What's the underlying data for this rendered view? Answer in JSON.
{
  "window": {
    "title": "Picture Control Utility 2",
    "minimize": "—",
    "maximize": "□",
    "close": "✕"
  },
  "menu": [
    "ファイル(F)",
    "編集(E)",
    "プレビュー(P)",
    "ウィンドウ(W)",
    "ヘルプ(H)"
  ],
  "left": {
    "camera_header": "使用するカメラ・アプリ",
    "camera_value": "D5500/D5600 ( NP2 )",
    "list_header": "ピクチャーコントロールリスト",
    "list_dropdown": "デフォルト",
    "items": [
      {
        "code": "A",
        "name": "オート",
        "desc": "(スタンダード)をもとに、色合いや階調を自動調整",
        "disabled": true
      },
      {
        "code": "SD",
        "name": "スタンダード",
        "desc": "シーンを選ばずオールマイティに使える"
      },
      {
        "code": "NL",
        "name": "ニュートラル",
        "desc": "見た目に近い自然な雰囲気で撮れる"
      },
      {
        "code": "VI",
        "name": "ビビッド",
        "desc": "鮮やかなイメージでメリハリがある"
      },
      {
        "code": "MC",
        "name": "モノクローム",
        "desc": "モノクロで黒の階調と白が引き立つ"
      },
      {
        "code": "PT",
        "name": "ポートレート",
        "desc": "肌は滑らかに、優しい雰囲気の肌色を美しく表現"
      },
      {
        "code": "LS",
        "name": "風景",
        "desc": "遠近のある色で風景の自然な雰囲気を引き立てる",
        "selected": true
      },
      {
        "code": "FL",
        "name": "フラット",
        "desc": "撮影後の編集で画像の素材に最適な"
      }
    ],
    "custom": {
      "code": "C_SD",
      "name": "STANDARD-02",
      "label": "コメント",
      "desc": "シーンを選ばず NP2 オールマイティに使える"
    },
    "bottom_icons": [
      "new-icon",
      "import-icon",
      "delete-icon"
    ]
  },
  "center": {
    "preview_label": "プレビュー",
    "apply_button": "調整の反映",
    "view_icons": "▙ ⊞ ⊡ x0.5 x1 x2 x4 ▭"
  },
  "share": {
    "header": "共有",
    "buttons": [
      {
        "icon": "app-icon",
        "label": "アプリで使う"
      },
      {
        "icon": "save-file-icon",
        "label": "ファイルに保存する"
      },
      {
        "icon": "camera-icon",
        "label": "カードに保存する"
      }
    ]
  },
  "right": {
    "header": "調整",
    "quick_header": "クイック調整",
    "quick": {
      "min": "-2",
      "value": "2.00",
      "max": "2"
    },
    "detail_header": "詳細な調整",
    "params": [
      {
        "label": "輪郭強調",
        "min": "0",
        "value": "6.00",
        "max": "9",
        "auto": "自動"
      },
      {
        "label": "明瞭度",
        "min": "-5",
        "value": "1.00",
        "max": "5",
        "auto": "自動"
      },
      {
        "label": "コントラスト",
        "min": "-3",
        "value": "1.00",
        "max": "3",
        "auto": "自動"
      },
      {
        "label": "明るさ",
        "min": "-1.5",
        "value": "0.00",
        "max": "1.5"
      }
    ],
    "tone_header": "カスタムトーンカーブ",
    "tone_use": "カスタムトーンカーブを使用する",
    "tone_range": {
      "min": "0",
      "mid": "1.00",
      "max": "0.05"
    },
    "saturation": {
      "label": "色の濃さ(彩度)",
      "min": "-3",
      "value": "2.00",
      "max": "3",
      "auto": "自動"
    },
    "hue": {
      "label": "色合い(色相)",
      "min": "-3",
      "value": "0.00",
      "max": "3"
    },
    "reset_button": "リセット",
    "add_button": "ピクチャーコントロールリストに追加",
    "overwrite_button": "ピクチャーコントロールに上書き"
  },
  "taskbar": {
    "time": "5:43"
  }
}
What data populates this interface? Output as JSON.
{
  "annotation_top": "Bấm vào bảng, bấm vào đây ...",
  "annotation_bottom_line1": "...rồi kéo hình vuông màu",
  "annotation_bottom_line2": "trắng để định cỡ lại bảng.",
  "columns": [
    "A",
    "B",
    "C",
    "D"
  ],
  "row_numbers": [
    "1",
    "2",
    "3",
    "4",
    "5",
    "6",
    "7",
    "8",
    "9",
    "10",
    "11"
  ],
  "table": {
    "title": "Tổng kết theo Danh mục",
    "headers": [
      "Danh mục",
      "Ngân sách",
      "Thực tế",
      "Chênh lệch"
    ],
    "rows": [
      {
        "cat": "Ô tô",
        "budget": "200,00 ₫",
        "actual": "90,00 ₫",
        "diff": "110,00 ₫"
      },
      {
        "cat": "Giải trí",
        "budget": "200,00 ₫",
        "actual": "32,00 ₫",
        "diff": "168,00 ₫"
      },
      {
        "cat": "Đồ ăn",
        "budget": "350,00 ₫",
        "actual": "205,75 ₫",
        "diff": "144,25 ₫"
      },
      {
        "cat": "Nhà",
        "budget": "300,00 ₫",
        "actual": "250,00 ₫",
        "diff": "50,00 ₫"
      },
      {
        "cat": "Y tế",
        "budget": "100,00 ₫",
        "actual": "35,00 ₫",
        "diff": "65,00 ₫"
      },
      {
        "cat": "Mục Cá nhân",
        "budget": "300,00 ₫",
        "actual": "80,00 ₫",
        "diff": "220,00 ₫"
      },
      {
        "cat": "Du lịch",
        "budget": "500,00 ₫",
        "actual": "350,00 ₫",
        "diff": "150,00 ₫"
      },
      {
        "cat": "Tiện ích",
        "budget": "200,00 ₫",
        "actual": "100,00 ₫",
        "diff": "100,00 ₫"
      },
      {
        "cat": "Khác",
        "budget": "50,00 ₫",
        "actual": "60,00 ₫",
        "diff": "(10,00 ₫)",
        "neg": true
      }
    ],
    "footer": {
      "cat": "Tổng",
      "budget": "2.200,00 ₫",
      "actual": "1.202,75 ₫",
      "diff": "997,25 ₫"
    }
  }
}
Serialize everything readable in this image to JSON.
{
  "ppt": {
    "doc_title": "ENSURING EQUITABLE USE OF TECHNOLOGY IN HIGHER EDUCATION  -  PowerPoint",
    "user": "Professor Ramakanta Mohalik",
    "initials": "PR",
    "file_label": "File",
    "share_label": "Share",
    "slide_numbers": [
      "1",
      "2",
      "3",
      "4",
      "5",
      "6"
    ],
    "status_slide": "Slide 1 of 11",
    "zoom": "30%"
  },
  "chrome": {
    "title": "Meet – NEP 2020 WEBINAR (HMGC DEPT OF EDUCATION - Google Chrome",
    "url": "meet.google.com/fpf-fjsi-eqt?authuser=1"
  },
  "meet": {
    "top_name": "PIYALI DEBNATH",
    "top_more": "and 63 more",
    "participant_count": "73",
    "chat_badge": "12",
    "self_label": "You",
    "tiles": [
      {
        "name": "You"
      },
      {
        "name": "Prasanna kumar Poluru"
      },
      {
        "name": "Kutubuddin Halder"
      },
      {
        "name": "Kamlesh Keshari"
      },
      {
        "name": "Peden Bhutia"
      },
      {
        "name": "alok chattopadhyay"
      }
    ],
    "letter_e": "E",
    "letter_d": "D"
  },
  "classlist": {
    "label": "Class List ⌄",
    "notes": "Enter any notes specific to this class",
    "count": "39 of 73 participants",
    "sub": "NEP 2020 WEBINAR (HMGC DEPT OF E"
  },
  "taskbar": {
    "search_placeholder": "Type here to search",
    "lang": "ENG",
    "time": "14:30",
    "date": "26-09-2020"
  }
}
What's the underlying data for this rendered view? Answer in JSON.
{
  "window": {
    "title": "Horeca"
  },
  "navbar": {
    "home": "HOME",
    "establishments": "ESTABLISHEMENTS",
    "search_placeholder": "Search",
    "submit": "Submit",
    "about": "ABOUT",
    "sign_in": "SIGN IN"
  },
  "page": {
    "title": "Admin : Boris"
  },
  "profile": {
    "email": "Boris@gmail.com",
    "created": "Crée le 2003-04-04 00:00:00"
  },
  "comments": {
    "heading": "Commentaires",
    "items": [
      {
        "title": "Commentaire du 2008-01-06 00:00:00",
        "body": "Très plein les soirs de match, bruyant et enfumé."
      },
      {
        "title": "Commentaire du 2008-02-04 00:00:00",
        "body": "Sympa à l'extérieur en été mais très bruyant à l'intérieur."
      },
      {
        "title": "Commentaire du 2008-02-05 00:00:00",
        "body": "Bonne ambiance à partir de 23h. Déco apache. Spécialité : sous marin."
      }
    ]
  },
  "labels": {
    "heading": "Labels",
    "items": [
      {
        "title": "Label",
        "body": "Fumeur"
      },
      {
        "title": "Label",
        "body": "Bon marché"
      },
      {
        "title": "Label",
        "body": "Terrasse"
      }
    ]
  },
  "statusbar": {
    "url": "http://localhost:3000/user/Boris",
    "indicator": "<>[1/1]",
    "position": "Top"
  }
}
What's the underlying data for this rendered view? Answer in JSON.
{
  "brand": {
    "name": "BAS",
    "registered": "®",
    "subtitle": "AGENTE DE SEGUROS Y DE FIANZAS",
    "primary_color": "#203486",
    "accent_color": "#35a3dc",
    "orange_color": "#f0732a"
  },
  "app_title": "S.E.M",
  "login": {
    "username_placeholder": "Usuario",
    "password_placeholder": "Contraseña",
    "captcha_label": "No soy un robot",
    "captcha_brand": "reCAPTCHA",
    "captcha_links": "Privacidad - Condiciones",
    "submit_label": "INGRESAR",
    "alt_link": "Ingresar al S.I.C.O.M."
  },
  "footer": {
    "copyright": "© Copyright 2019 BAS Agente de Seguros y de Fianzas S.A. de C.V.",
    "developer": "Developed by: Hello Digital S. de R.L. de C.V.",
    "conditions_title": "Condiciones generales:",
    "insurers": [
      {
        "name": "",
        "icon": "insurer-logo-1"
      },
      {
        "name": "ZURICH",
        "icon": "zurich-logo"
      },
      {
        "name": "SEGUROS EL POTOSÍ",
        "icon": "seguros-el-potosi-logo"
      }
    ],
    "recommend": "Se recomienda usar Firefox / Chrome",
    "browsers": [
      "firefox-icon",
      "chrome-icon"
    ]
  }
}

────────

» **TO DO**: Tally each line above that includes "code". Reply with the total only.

» **SOLUTION TO THIS PROBLEM**: 9